AUGUSTA, Ga. -- There are two people sitting in chairs by the clubhouse door. A man and a woman. She is 87 years old and carries a cane. He is 92 and wears a green jacket. They are watching the world go past, a blur of the famous and well-healed, circling the big tree, headed up to the veranda for a bite or a drink. Life is good in the shade.
"What are you teenagers doing out here?" a passing member asks.
"We're just tearing up the place," Louise Suggs says.
AP Photo/Rudolph FairclothBobby Jones presents a silver trophy to Louise Suggs, then of Lithia Springs, Ga., after she won the Southern Women's Golf Championship in Atlanta on May 10, 1947.

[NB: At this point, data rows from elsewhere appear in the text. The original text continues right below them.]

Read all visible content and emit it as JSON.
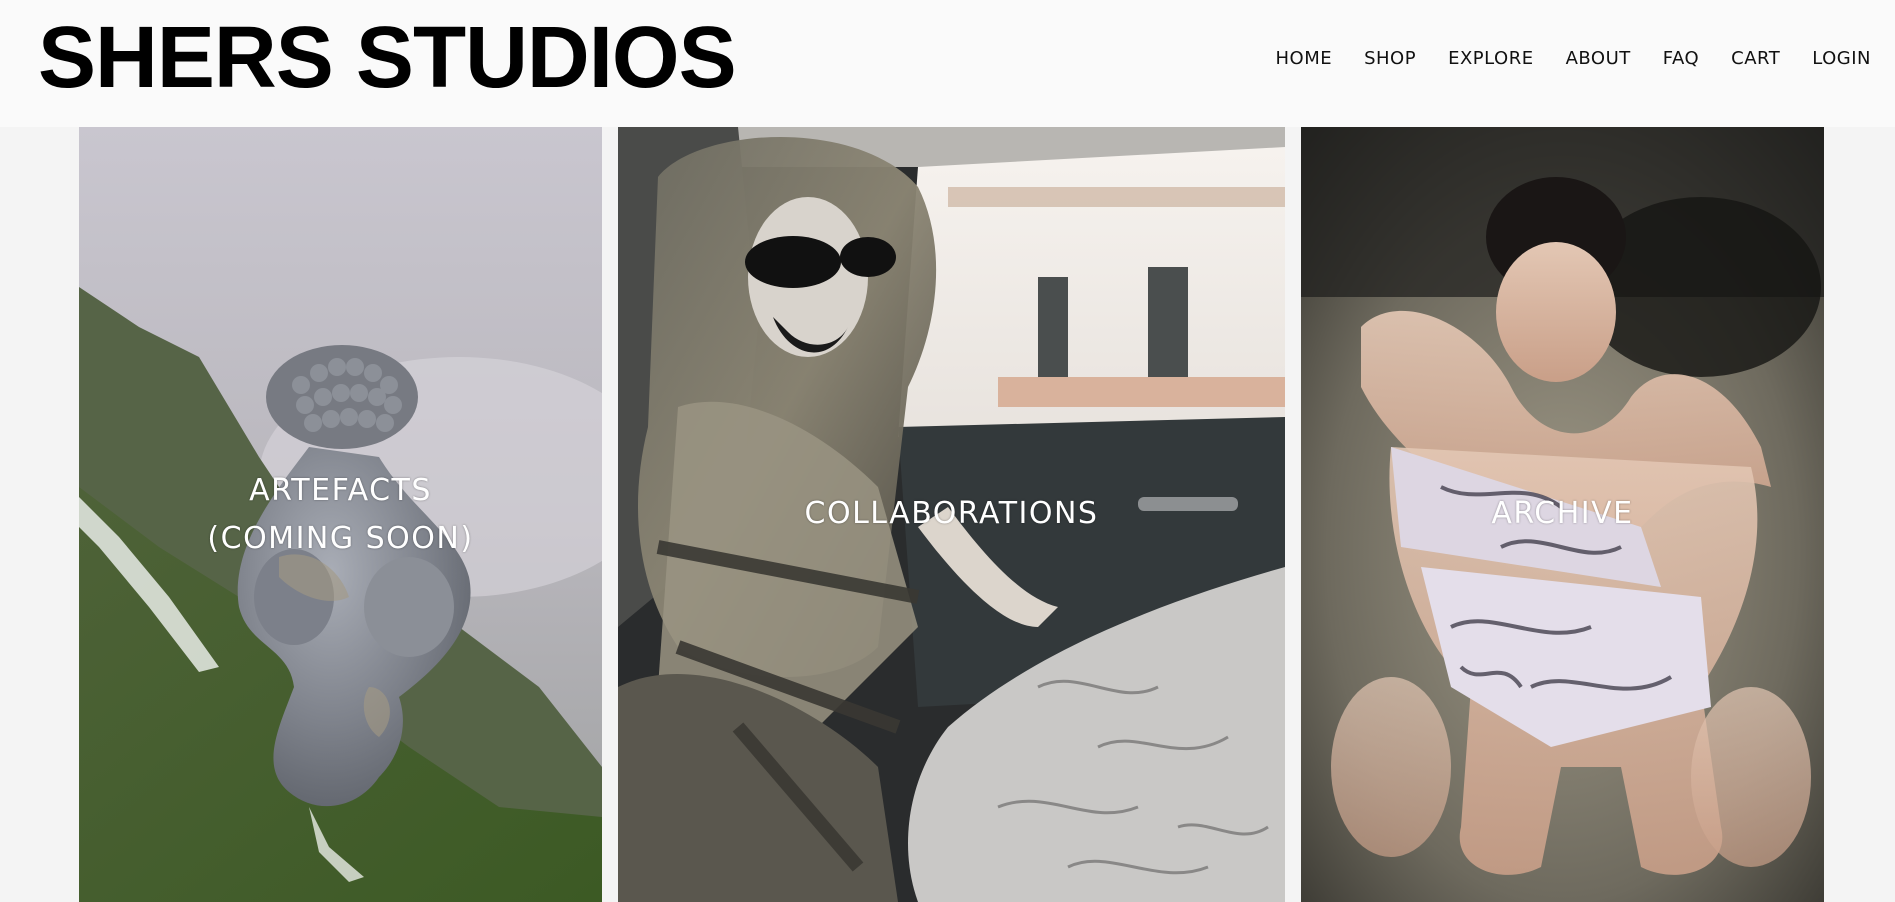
{
  "brand": {
    "name": "SHERS STUDIOS"
  },
  "nav": {
    "items": [
      {
        "label": "HOME"
      },
      {
        "label": "SHOP"
      },
      {
        "label": "EXPLORE"
      },
      {
        "label": "ABOUT"
      },
      {
        "label": "FAQ"
      },
      {
        "label": "CART"
      },
      {
        "label": "LOGIN"
      }
    ]
  },
  "panels": [
    {
      "line1": "ARTEFACTS",
      "line2": "(COMING SOON)"
    },
    {
      "line1": "COLLABORATIONS"
    },
    {
      "line1": "ARCHIVE"
    }
  ]
}
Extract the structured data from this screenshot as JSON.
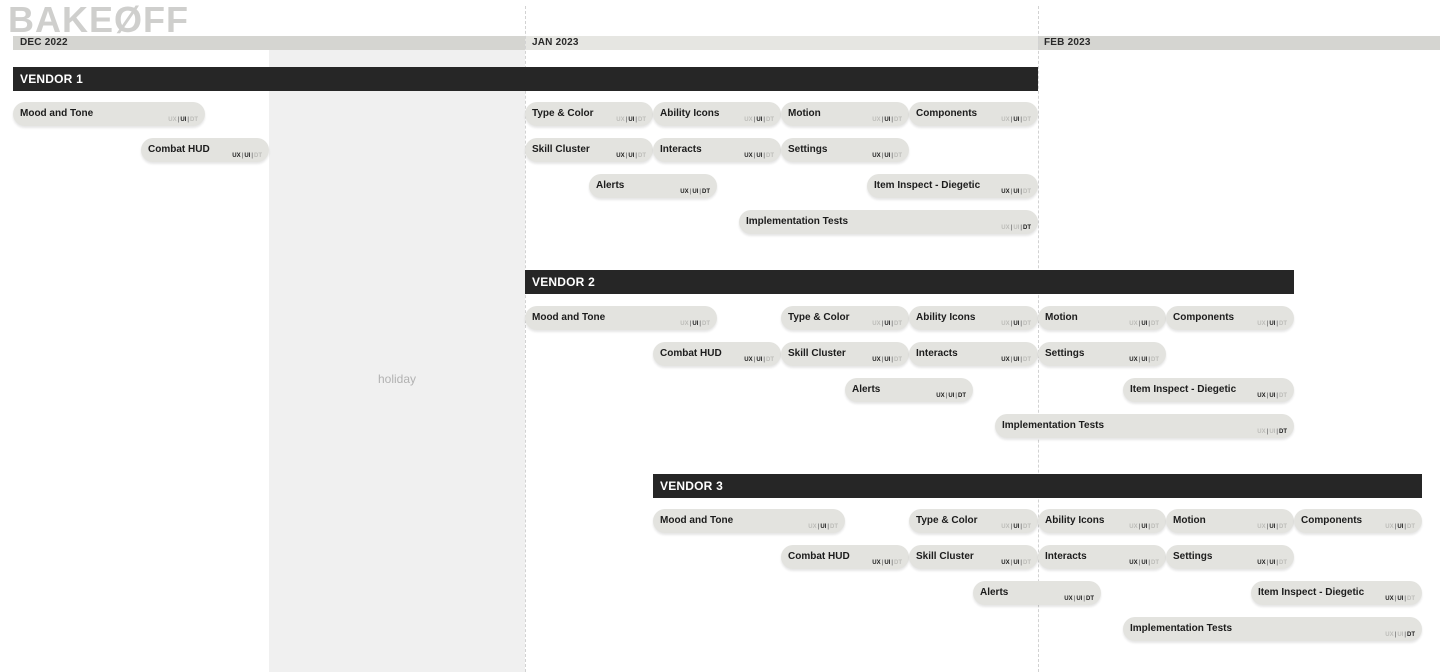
{
  "logo": "BAKEØFF",
  "holiday_label": "holiday",
  "months": [
    "DEC 2022",
    "JAN 2023",
    "FEB 2023"
  ],
  "tags": [
    "UX",
    "UI",
    "DT"
  ],
  "vendors": [
    {
      "name": "VENDOR 1",
      "tasks": [
        {
          "label": "Mood and Tone",
          "active": [
            false,
            true,
            false
          ]
        },
        {
          "label": "Combat HUD",
          "active": [
            true,
            true,
            false
          ]
        },
        {
          "label": "Type & Color",
          "active": [
            false,
            true,
            false
          ]
        },
        {
          "label": "Ability Icons",
          "active": [
            false,
            true,
            false
          ]
        },
        {
          "label": "Motion",
          "active": [
            false,
            true,
            false
          ]
        },
        {
          "label": "Components",
          "active": [
            false,
            true,
            false
          ]
        },
        {
          "label": "Skill Cluster",
          "active": [
            true,
            true,
            false
          ]
        },
        {
          "label": "Interacts",
          "active": [
            true,
            true,
            false
          ]
        },
        {
          "label": "Settings",
          "active": [
            true,
            true,
            false
          ]
        },
        {
          "label": "Alerts",
          "active": [
            true,
            true,
            true
          ]
        },
        {
          "label": "Item Inspect - Diegetic",
          "active": [
            true,
            true,
            false
          ]
        },
        {
          "label": "Implementation Tests",
          "active": [
            false,
            false,
            true
          ]
        }
      ]
    },
    {
      "name": "VENDOR 2",
      "tasks": [
        {
          "label": "Mood and Tone",
          "active": [
            false,
            true,
            false
          ]
        },
        {
          "label": "Type & Color",
          "active": [
            false,
            true,
            false
          ]
        },
        {
          "label": "Ability Icons",
          "active": [
            false,
            true,
            false
          ]
        },
        {
          "label": "Motion",
          "active": [
            false,
            true,
            false
          ]
        },
        {
          "label": "Components",
          "active": [
            false,
            true,
            false
          ]
        },
        {
          "label": "Combat HUD",
          "active": [
            true,
            true,
            false
          ]
        },
        {
          "label": "Skill Cluster",
          "active": [
            true,
            true,
            false
          ]
        },
        {
          "label": "Interacts",
          "active": [
            true,
            true,
            false
          ]
        },
        {
          "label": "Settings",
          "active": [
            true,
            true,
            false
          ]
        },
        {
          "label": "Alerts",
          "active": [
            true,
            true,
            true
          ]
        },
        {
          "label": "Item Inspect - Diegetic",
          "active": [
            true,
            true,
            false
          ]
        },
        {
          "label": "Implementation Tests",
          "active": [
            false,
            false,
            true
          ]
        }
      ]
    },
    {
      "name": "VENDOR 3",
      "tasks": [
        {
          "label": "Mood and Tone",
          "active": [
            false,
            true,
            false
          ]
        },
        {
          "label": "Type & Color",
          "active": [
            false,
            true,
            false
          ]
        },
        {
          "label": "Ability Icons",
          "active": [
            false,
            true,
            false
          ]
        },
        {
          "label": "Motion",
          "active": [
            false,
            true,
            false
          ]
        },
        {
          "label": "Components",
          "active": [
            false,
            true,
            false
          ]
        },
        {
          "label": "Combat HUD",
          "active": [
            true,
            true,
            false
          ]
        },
        {
          "label": "Skill Cluster",
          "active": [
            true,
            true,
            false
          ]
        },
        {
          "label": "Interacts",
          "active": [
            true,
            true,
            false
          ]
        },
        {
          "label": "Settings",
          "active": [
            true,
            true,
            false
          ]
        },
        {
          "label": "Alerts",
          "active": [
            true,
            true,
            true
          ]
        },
        {
          "label": "Item Inspect - Diegetic",
          "active": [
            true,
            true,
            false
          ]
        },
        {
          "label": "Implementation Tests",
          "active": [
            false,
            false,
            true
          ]
        }
      ]
    }
  ]
}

"We ain't doing bad," Dan Yates says. "I can tell you that."
They are familiar faces at Augusta National. He's a longtime member, and she's a golfing legend: co-founder of the LPGA Tour and winner of 11 professional majors, including two U.S. Opens and the U.S. and British Amateurs. They are two of an ever-shrinking pool of people who actually knew Bobby Jones.
"I'm probably the last living person that actually played with Bob," Suggs says.
Suggs and Yates grew up in Atlanta. Yates' family lived by the fourth tee at East Lake Golf Club, Jones' home course. As a kid, Yates often tagged along when Jones played, following him into the clubhouse, where the legend would buy Cokes for the kids. Jones kept a bag of spare clubs -- "the grab bag," he called it -- and he'd bring wide-eyed boys over to it and point. "He'd let us kids reach in there and grab one," Yates says, "and if we liked it, he'd let us keep it."
He was always Mr. Jones to the kids. They all knew his legend, about the Grand Slam and the class and dignity he brought to the game. They watched how he walked through the world and hoped to someday do the same.
"The epitome of a Southern gentleman," Suggs says.
Despite his fame, Jones didn't take it for granted that people knew his name, even though he always remembered theirs. Every time he'd see Suggs, he's stick out his hand and say, "Hi, Louise, I'm Bob Jones." Finally, she told him to quit.
"I grew up in Atlanta," she says. "I could say Bobby Jones before I could say mama and daddy."
They knew him when he could still play golf. When Yates was just a kid, years before he received a personal letter from Jones inviting him to join Augusta National, Jones gave him some golf advice: Remember two things. The first thing is don't try to remember more than one thing. Also remember to stay behind the ball.
"Every time I've hit a golf ball," Yates says, "I've tried to remember that."
"I tried to pattern my swing after his," Suggs says.
She played with him at an exhibition in 1948, the year Jones competed in his final Masters. His health was declining quickly by then. Soon, one of the greatest golfers who ever lived wouldn't be able to play golf. But he never left the game. He spent time safe behind the walls of Augusta in his cabin on the side of a fairway when he could no longer walk. He could only look at the green grass of No. 10 and remember. Yates and Suggs would see him there, at the club he founded, first with a cane, then in a wheelchair. His body failed him a little more every day.
Yates still gets emotional thinking about seeing a frail Jones playing bridge in his cabin. The cards were held in front of him and he'd knock one over when he wanted to play.
"He loved to hunt and fish," Yates says. "He loved to play bridge."
Jones died in 1971. Something happened afterward. He became a logo. A symbol of something gone, and a hope for something retained. This tournament, which he founded, became a monument to him. Now he's an idea, an ideal. In the Masters program handed out to spectators, his advice for watching the tournament is printed, written in 1949. He hovers over this place.
"You can't help but think about him," Suggs says. "This is the house Jones built."
Yates and Suggs sit in these chairs and let their old friend wash over them. They tell stories -- one about Jones and his father, a foul-mouthed ex-colonel, beating Dan's brother and their Methodist preacher and the preacher commenting afterward that they stood little shot of overcoming the combination of profanity and proficiency. They laugh and smile. Yes, life is good in the shade.
It's getting close to lunchtime.
They'll eat and later return to these seats. Another Masters swirls around them, and their old friend seems close again. Yates and Suggs feel his presence. As long as there are people here who knew him, some part of Jones remains, a story by the front door of the clubhouse, a shadow at the first tee, a whisper on the porch of the Jones Cabin at sunset, the shuffle of cards, the tinkle of ice, the deep, rich baritone of a forgotten South.
"His ghost is here," Suggs says.